━━━━━ Data records

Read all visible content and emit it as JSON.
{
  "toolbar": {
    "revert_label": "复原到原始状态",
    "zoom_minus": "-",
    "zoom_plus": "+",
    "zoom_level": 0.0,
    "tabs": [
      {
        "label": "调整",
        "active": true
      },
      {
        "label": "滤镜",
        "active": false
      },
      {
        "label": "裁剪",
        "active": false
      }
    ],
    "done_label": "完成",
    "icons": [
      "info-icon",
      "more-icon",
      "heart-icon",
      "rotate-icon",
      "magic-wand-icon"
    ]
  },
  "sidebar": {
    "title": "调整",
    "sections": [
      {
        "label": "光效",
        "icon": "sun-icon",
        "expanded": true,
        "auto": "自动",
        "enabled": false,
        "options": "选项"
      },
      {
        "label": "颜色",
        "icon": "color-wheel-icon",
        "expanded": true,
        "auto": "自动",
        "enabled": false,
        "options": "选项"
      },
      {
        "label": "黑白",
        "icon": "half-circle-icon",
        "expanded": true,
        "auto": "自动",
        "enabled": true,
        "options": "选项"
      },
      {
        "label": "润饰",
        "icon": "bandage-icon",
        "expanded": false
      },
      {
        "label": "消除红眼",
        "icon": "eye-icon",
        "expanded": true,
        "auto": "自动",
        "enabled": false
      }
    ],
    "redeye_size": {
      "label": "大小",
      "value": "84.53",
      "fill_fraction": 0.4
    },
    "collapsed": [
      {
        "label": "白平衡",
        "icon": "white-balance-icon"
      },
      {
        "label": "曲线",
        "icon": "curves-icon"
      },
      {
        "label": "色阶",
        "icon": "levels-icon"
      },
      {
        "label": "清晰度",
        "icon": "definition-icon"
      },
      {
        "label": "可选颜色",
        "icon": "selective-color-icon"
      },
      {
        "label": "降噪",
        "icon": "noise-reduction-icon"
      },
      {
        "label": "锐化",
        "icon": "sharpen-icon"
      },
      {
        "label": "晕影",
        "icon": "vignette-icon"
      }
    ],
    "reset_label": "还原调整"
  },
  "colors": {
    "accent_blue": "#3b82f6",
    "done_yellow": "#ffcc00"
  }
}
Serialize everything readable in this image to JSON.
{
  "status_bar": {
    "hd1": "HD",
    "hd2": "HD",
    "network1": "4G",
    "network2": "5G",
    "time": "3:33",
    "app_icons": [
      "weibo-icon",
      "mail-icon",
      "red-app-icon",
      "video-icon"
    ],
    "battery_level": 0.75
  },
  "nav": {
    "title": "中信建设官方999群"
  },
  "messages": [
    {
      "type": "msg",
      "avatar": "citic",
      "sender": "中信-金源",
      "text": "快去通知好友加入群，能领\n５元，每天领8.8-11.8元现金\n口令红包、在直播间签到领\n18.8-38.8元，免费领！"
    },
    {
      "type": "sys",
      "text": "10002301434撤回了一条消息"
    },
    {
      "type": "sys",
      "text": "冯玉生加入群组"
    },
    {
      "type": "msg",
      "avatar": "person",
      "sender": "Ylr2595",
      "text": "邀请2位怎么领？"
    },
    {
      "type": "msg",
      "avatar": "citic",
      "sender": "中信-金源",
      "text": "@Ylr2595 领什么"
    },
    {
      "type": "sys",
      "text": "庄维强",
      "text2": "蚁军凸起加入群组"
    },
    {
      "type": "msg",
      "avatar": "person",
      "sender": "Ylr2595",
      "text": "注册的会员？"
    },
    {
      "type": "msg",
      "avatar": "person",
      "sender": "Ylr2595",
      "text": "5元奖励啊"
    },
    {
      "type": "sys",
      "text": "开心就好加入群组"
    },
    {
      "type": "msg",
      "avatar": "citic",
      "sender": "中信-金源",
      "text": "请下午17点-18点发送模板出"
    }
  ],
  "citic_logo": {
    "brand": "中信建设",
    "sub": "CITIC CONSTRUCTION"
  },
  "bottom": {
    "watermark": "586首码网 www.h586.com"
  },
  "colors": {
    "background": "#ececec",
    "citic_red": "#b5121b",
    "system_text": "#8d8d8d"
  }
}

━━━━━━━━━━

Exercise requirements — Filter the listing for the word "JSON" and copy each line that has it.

Solution —
Read all visible content and emit it as JSON.
Serialize everything readable in this image to JSON.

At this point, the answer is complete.